by Mike Kohlhaas, Bingham Greenebaum Doll
HELD: In adoption proceedings, trial court erred when it denied putative father’s motion to intervene and contest an adoption. Putative father’s intervention was timely because he registered with the putative father registry within 30 days after Child’s birth.
FACTS AND PROCEDURAL HISTORY:
Child was born to Mother on March 21, 2004. At the time of the birth, Mother was married to Husband. However, Mother promptly gave Child to Adoptive Parents who, on March 24, filed a petition to adopt Child. Mother and Husband both consented to the adoption.
On April 3, Putative Father advised the trial court that he believed he was Child’s father, and he filed with the putative father registry on April 15. The trial court appointed counsel for Putative Father, and he filed a motion to contest the adoption, followed by a motion for genetic testing.
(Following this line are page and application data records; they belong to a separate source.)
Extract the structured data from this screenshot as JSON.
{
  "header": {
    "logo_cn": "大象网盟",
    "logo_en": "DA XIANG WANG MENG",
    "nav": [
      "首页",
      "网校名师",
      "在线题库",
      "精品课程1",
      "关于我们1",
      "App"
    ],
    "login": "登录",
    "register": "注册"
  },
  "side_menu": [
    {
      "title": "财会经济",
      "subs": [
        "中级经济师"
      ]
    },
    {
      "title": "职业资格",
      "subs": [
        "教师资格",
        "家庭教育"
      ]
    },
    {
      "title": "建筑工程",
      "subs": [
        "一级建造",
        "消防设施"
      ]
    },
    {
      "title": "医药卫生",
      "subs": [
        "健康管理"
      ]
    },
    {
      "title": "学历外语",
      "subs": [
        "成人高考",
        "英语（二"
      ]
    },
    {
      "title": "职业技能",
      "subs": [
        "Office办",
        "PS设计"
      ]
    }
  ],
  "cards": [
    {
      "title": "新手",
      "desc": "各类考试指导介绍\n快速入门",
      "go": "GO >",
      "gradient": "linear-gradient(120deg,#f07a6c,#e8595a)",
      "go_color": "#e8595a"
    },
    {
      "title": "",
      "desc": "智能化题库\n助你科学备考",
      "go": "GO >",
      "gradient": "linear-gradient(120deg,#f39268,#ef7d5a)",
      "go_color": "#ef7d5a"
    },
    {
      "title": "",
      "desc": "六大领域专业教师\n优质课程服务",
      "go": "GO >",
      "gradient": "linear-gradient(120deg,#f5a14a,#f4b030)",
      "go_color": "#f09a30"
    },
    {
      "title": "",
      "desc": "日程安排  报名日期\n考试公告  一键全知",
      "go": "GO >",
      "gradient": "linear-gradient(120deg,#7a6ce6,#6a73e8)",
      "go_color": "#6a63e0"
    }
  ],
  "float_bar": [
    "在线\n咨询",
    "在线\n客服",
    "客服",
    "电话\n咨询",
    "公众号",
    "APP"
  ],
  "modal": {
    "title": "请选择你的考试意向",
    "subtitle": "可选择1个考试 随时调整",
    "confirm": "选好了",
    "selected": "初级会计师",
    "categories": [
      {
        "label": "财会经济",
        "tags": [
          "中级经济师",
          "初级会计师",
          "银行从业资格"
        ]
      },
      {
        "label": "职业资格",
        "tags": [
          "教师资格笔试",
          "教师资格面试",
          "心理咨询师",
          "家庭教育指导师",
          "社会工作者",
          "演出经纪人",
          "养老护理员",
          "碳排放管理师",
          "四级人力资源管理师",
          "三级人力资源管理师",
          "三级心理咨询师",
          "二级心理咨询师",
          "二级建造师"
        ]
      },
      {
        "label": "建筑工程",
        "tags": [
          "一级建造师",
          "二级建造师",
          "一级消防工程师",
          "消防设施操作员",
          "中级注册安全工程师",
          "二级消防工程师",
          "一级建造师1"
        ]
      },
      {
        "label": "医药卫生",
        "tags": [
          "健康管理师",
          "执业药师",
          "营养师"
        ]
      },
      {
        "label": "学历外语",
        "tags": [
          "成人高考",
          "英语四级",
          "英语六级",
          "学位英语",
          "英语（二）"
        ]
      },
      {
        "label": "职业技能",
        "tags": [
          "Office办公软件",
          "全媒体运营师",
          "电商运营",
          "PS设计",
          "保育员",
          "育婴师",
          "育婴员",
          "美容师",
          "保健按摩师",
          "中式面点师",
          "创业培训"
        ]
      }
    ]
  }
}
Adoptive Parents objected.
The trial court denied Putative Father’s motions on the basis that he had failed to register with the putative father registry in a timely manner. Putative Father appealed.
The Court of Appeals reviewed the applicable registry statute. Ind. Code 31-19-5-12 sets a deadline for a putative father to register in order to be entitled to contest an adoption. However, in this case, that deadline was the later of: (a) the filing of the adoption petition; and (b) 30 days after the child’s birth. Here, while Putative Father registered after the adoption petition was filed, it was still before Child was 30 days old. Thus, Putative Father registered timely and was entitled to the related procedural rights and safeguards.
The trial court’s order was reversed and remanded.
To view the text of this opinion in its entirety, click here: In re the Matter of: I.J., Child, T.M. v. L.D. and J.D.
James A. Reed and Michael R. Kohlhaas of Bingham Greenebaum Doll represent clients in a wide spectrum of relationship transition and wealth planning matters, including premarital agreements, estate planning, cohabitation, separation, divorce (especially involving high net worth individuals and/or complex asset issues), custody, parenting arrangements, adoption, and domestic partnerships. Bingham Greenebaum Doll, a multidisciplinary law firm serving regional, national, and international clients, is the fourth-largest law firm in Indiana. The firm’s main practices include corporate, property, litigation, labor, government law, and personal services law. Visit the firm’s website at www.bgdlegal.com.